It’s not everyday that you get to help solve a murder case, interview a drag queen, or be transported to another era. But that’s what you’re in for with the interactive show The Lombardi Case, brought to us by the NY-based Live in Theater group. I had the chance to go the premiere in May and here’s what it was like.
When I stepped into the theater, I was first greeted by a cop with a Brooklyn accent, played by a Scotsman; and then grabbed a seat among the 60-person international audience. We got split into small teams and an officer presented us with the case details in effortless Spanglish.
It’s suddenly the early 1980’s and we’re in the midst of Madrid’s sex- and drug-ridden La Movida movement. The daughter of the US ambassador has just been murdered. And it’s on us to find out who did it.
Readily equipped with clues, a map and a list of suspects – from a doorman to a junky – we headed out onto the streets to conduct our interviews at nearby locations like a jazz bar, public plaza and street corner; and then came back and tried to solve the case with our findings.
The 7-member bilingual cast relied heavily on improv to communicate with us as we interrogated them, and they impressively stayed in character the whole time.
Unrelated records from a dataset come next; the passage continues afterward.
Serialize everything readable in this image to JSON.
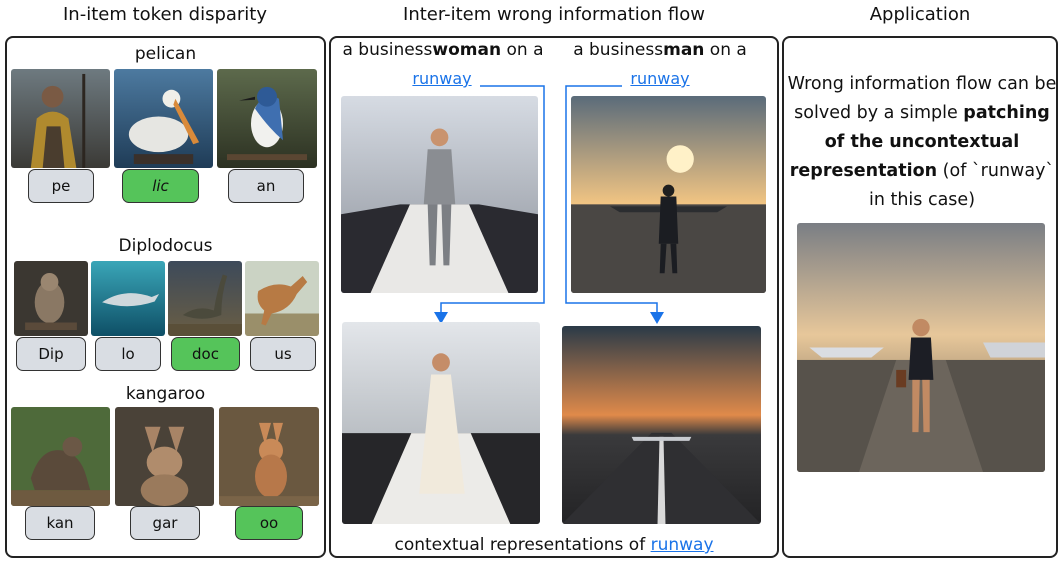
{
  "titles": {
    "left": "In-item token disparity",
    "middle": "Inter-item wrong information flow",
    "right": "Application"
  },
  "left": {
    "groups": [
      {
        "word": "pelican",
        "tokens": [
          {
            "text": "pe",
            "highlight": false
          },
          {
            "text": "lic",
            "highlight": true
          },
          {
            "text": "an",
            "highlight": false
          }
        ]
      },
      {
        "word": "Diplodocus",
        "tokens": [
          {
            "text": "Dip",
            "highlight": false
          },
          {
            "text": "lo",
            "highlight": false
          },
          {
            "text": "doc",
            "highlight": true
          },
          {
            "text": "us",
            "highlight": false
          }
        ]
      },
      {
        "word": "kangaroo",
        "tokens": [
          {
            "text": "kan",
            "highlight": false
          },
          {
            "text": "gar",
            "highlight": false
          },
          {
            "text": "oo",
            "highlight": true
          }
        ]
      }
    ]
  },
  "middle": {
    "prompt_left": {
      "prefix": "a business",
      "bold": "woman",
      "suffix": " on a"
    },
    "prompt_right": {
      "prefix": "a business",
      "bold": "man",
      "suffix": " on a"
    },
    "runway_link": "runway",
    "bottom_caption": "contextual representations of ",
    "bottom_link": "runway"
  },
  "right": {
    "text_1": "Wrong information flow can be solved by a simple ",
    "text_bold": "patching of the uncontextual representation",
    "text_2": " (of `runway` in this case)"
  },
  "colors": {
    "highlight_token": "#55c45a",
    "token": "#d9dde3",
    "link": "#1a73e8",
    "arrow": "#1a73e8"
  }
}
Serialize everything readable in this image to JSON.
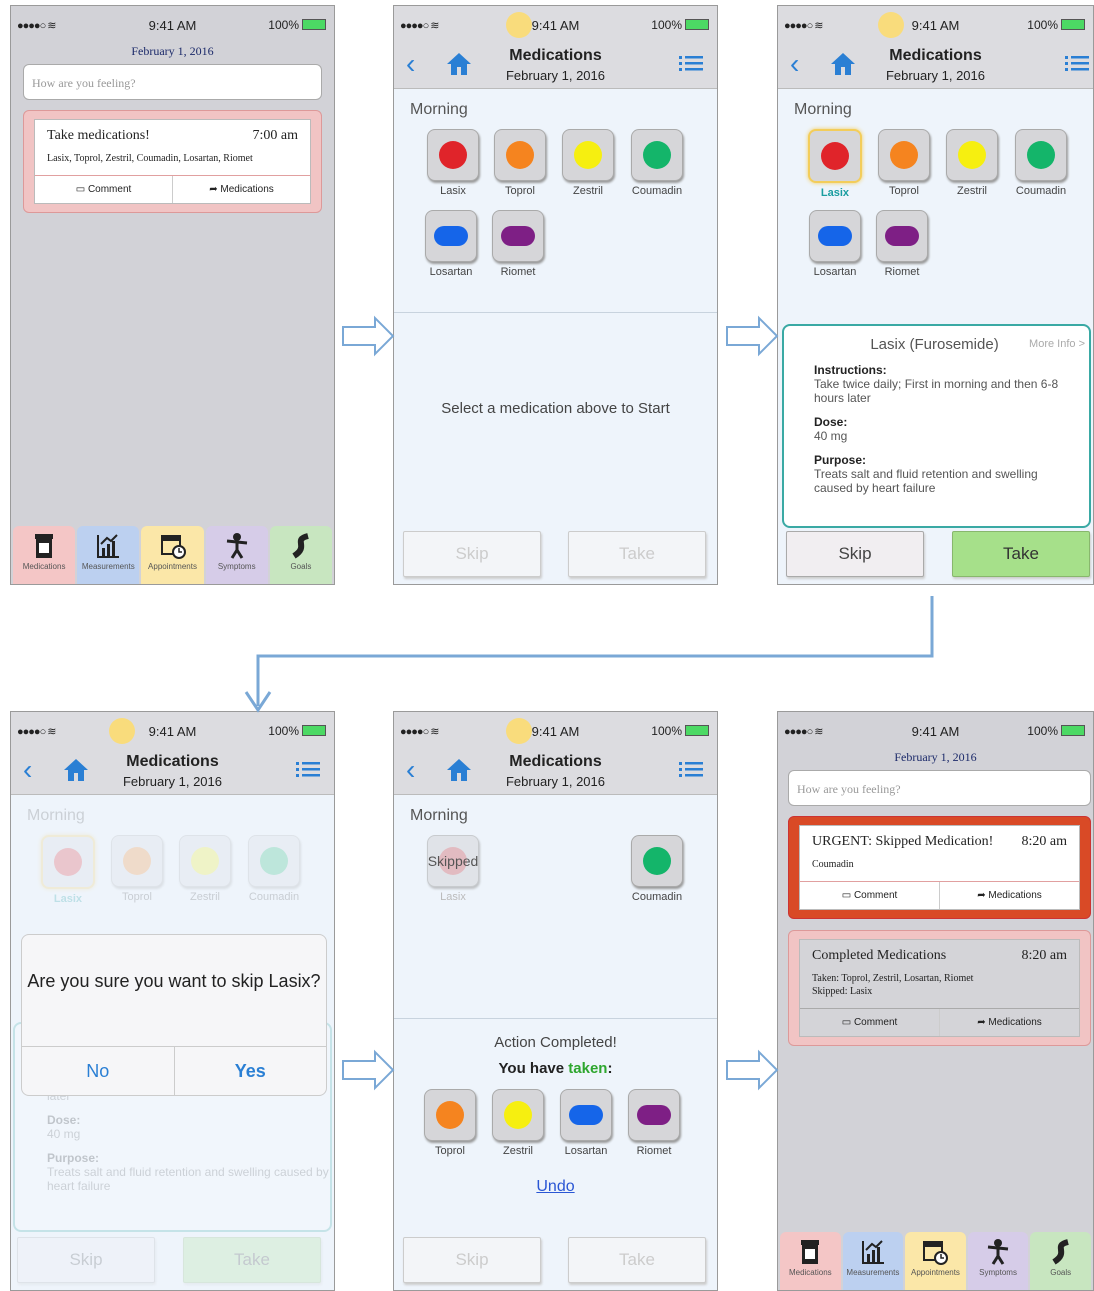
{
  "status": {
    "time": "9:41 AM",
    "battery": "100%",
    "signal": "●●●●○ ≋"
  },
  "date": "February 1, 2016",
  "feel_placeholder": "How are you feeling?",
  "tabs": [
    "Medications",
    "Measurements",
    "Appointments",
    "Symptoms",
    "Goals"
  ],
  "tab_colors": [
    "#f4c6c6",
    "#bcd0f0",
    "#fbe7a8",
    "#d6cce8",
    "#c8e6c0"
  ],
  "screen1": {
    "card_title": "Take medications!",
    "card_time": "7:00 am",
    "card_body": "Lasix, Toprol, Zestril, Coumadin, Losartan, Riomet",
    "comment": "Comment",
    "medications": "Medications"
  },
  "nav": {
    "title": "Medications",
    "subtitle": "February 1, 2016"
  },
  "section": "Morning",
  "meds": [
    {
      "name": "Lasix",
      "color": "#e0242a",
      "shape": "dot"
    },
    {
      "name": "Toprol",
      "color": "#f5841f",
      "shape": "dot"
    },
    {
      "name": "Zestril",
      "color": "#f6ef10",
      "shape": "dot"
    },
    {
      "name": "Coumadin",
      "color": "#14b56a",
      "shape": "dot"
    },
    {
      "name": "Losartan",
      "color": "#1565e9",
      "shape": "bar"
    },
    {
      "name": "Riomet",
      "color": "#7e1f85",
      "shape": "bar"
    }
  ],
  "select_prompt": "Select a medication above to Start",
  "skip": "Skip",
  "take": "Take",
  "popup": {
    "title": "Lasix (Furosemide)",
    "more": "More Info >",
    "instructions_k": "Instructions:",
    "instructions_v": "Take twice daily; First in morning and then 6-8 hours later",
    "dose_k": "Dose:",
    "dose_v": "40 mg",
    "purpose_k": "Purpose:",
    "purpose_v": "Treats salt and fluid retention and swelling caused by heart failure"
  },
  "dialog": {
    "question": "Are you sure you want to skip Lasix?",
    "no": "No",
    "yes": "Yes"
  },
  "screen5": {
    "skipped": "Skipped",
    "action": "Action Completed!",
    "you_have": "You have",
    "taken": "taken",
    "colon": ":",
    "undo": "Undo"
  },
  "screen6": {
    "urgent_title": "URGENT: Skipped Medication!",
    "urgent_time": "8:20 am",
    "urgent_body": "Coumadin",
    "done_title": "Completed Medications",
    "done_time": "8:20 am",
    "done_taken": "Taken:   Toprol, Zestril, Losartan, Riomet",
    "done_skipped": "Skipped:  Lasix"
  }
}
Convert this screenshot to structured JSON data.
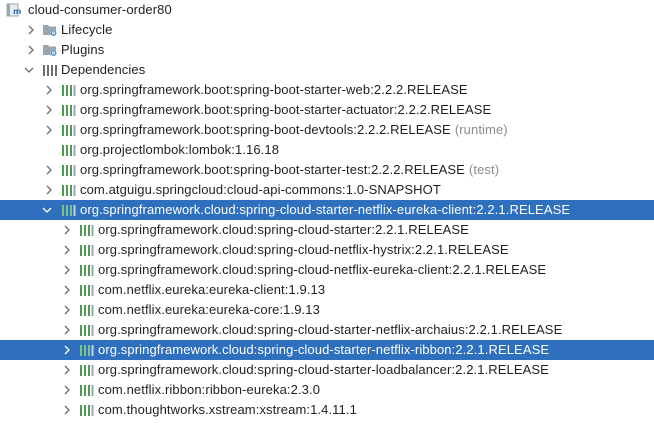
{
  "project": {
    "name": "cloud-consumer-order80",
    "icon": "maven-module-icon"
  },
  "folders": [
    {
      "label": "Lifecycle",
      "icon": "folder-gear-icon",
      "expanded": false
    },
    {
      "label": "Plugins",
      "icon": "folder-gear-icon",
      "expanded": false
    },
    {
      "label": "Dependencies",
      "icon": "library-bars-icon",
      "expanded": true
    }
  ],
  "dependencies": [
    {
      "label": "org.springframework.boot:spring-boot-starter-web:2.2.2.RELEASE",
      "scope": "",
      "expandable": true
    },
    {
      "label": "org.springframework.boot:spring-boot-starter-actuator:2.2.2.RELEASE",
      "scope": "",
      "expandable": true
    },
    {
      "label": "org.springframework.boot:spring-boot-devtools:2.2.2.RELEASE",
      "scope": "(runtime)",
      "expandable": true
    },
    {
      "label": "org.projectlombok:lombok:1.16.18",
      "scope": "",
      "expandable": false
    },
    {
      "label": "org.springframework.boot:spring-boot-starter-test:2.2.2.RELEASE",
      "scope": "(test)",
      "expandable": true
    },
    {
      "label": "com.atguigu.springcloud:cloud-api-commons:1.0-SNAPSHOT",
      "scope": "",
      "expandable": true
    },
    {
      "label": "org.springframework.cloud:spring-cloud-starter-netflix-eureka-client:2.2.1.RELEASE",
      "scope": "",
      "expandable": true,
      "expanded": true,
      "selected": true
    }
  ],
  "eureka_children": [
    {
      "label": "org.springframework.cloud:spring-cloud-starter:2.2.1.RELEASE",
      "selected": false
    },
    {
      "label": "org.springframework.cloud:spring-cloud-netflix-hystrix:2.2.1.RELEASE",
      "selected": false
    },
    {
      "label": "org.springframework.cloud:spring-cloud-netflix-eureka-client:2.2.1.RELEASE",
      "selected": false
    },
    {
      "label": "com.netflix.eureka:eureka-client:1.9.13",
      "selected": false
    },
    {
      "label": "com.netflix.eureka:eureka-core:1.9.13",
      "selected": false
    },
    {
      "label": "org.springframework.cloud:spring-cloud-starter-netflix-archaius:2.2.1.RELEASE",
      "selected": false
    },
    {
      "label": "org.springframework.cloud:spring-cloud-starter-netflix-ribbon:2.2.1.RELEASE",
      "selected": true
    },
    {
      "label": "org.springframework.cloud:spring-cloud-starter-loadbalancer:2.2.1.RELEASE",
      "selected": false
    },
    {
      "label": "com.netflix.ribbon:ribbon-eureka:2.3.0",
      "selected": false
    },
    {
      "label": "com.thoughtworks.xstream:xstream:1.4.11.1",
      "selected": false
    }
  ],
  "colors": {
    "selection": "#2e6fbe",
    "library_green": "#4e9a55",
    "arrow_gray": "#6e6e6e",
    "folder_gray": "#9aa7b0",
    "scope_gray": "#8c8c8c"
  }
}
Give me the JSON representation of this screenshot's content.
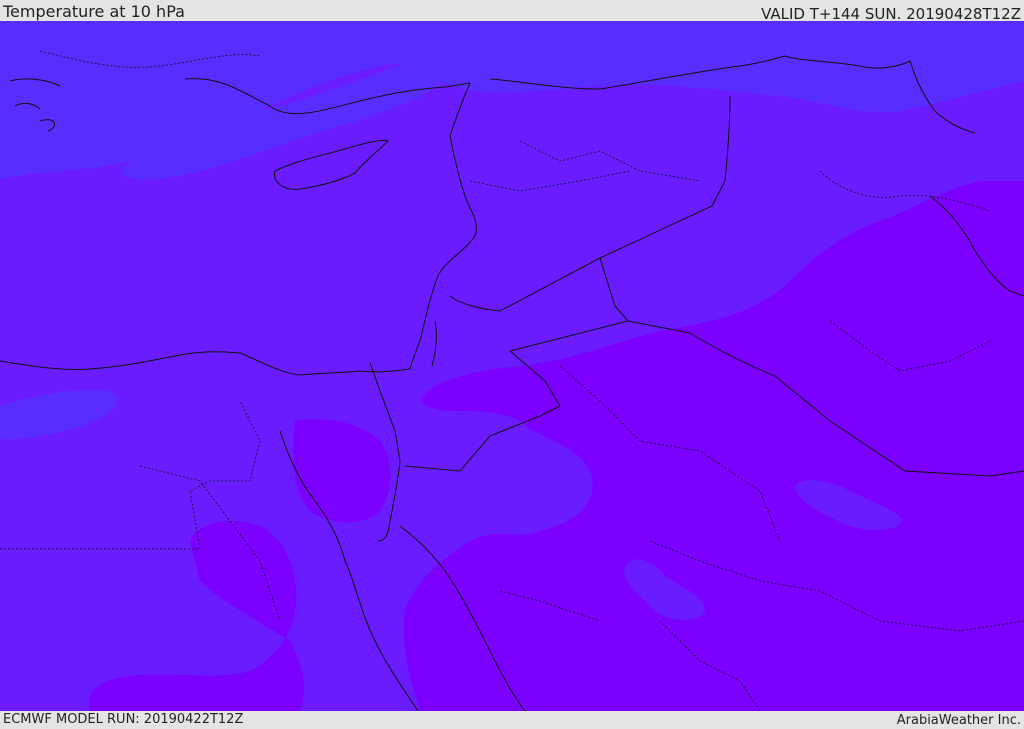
{
  "header": {
    "title": "Temperature at 10 hPa",
    "valid": "VALID T+144 SUN. 20190428T12Z"
  },
  "footer": {
    "run": "ECMWF MODEL RUN: 20190422T12Z",
    "credit": "ArabiaWeather Inc."
  },
  "colors": {
    "field_cool": "#5a2dff",
    "field_mid": "#6a1cff",
    "field_warm": "#7b00ff",
    "border_line": "#111111"
  }
}
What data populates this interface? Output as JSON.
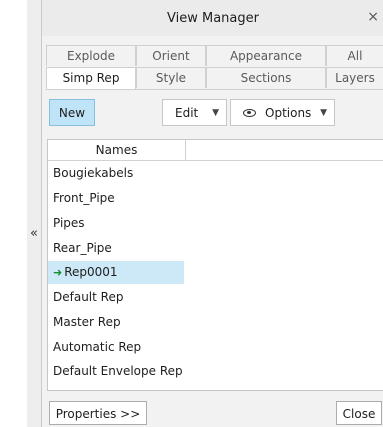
{
  "dialog": {
    "title": "View Manager",
    "close_glyph": "×"
  },
  "side": {
    "collapse_glyph": "«"
  },
  "tabs_row1": [
    {
      "label": "Explode"
    },
    {
      "label": "Orient"
    },
    {
      "label": "Appearance"
    },
    {
      "label": "All"
    }
  ],
  "tabs_row2": [
    {
      "label": "Simp Rep",
      "active": true
    },
    {
      "label": "Style"
    },
    {
      "label": "Sections"
    },
    {
      "label": "Layers"
    }
  ],
  "toolbar": {
    "new_label": "New",
    "edit_label": "Edit",
    "options_label": "Options",
    "dropdown_glyph": "▼",
    "options_icon": "eye-icon"
  },
  "list": {
    "column_header": "Names",
    "items": [
      {
        "label": "Bougiekabels"
      },
      {
        "label": "Front_Pipe"
      },
      {
        "label": "Pipes"
      },
      {
        "label": "Rear_Pipe"
      },
      {
        "label": "Rep0001",
        "selected": true,
        "active_icon": "green-arrow-icon"
      },
      {
        "label": "Default Rep"
      },
      {
        "label": "Master Rep"
      },
      {
        "label": "Automatic Rep"
      },
      {
        "label": "Default Envelope Rep"
      }
    ]
  },
  "footer": {
    "properties_label": "Properties >>",
    "close_label": "Close"
  },
  "colors": {
    "selection": "#cde8f6",
    "primary_button": "#bfe4f7",
    "active_arrow": "#1c8c36"
  }
}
Although none of us ended up solving the tricky case, it was a really fun and unique experience, with lots of laughter and participation between the actors and audience. I loved being able to play an active role in the show, get out there on the street, interact with new team members and in Spanglish, no less. All in all, it’s a guaranteed great time and as a benefit you’ll get to learn about the history of Madrid.
Since the debut, Live in Theater has put on two more productions of the The Lombardi Case in the heart of Malasaña at La Industrial. While the format is identical to the NYC show, the storyline has been adapted to Madrid’s history. For example, the original takes place in 1975 which works in a time of drugs, disco and gentrification in NYC, while the Madrid show takes place in the early ‘80s during the time of La Movida, the experimental movement that broke out after the fall of the Franco regime. This is especially pertinent as audience members get to actually interview suspects in the neighborhood that was the epicenter of the movement, Malasaña. Another key difference is that here, the show is put on in Spanish and English.
The Lombardi Case has been brought to Madrid by three partners: Carlo D’Amore, the founder (and guru) of the NYC-based theater group, Live in Theater; Leslie Freschet, who’s been living in Madrid for 25 years; and Benjamin Nathan-Serio, who’s been an active member of Barcelona and Madrid’s English-speaking theater circuit for nearly a decade. He’s also one of the Madrid organizers and co-founders of Mad Improv.
A few weeks ago I had the chance to sit down with Ben and talk about the Lombardi Case and what makes interactive theater so special. He said:
The show offers a truly unique experience for the audience because interactive is empowering. It’s a real niche for actual human, genuine interaction. There’s something magical about this show. It’s not just conversation in a bar or speed dating, or meet-ups; it’s super empowering because you become a cop. You have a mission. You become a detective. There’s a murder, and you need to solve it! And there’s a time limit… urgency.
See a show!
You can also book them for private events such as company team-building exercises. The show has a very versatile format – you can hire them to go into your apartment as long as it has 2 rooms, with 3 actors playing 6 characters; and it can also be presented to up to 200 people.
And if you feel like getting more involved in Madrid’s interactive theater scene, definitely check out Mad Improv which holds free improv workshops on Sundays and monthly performances.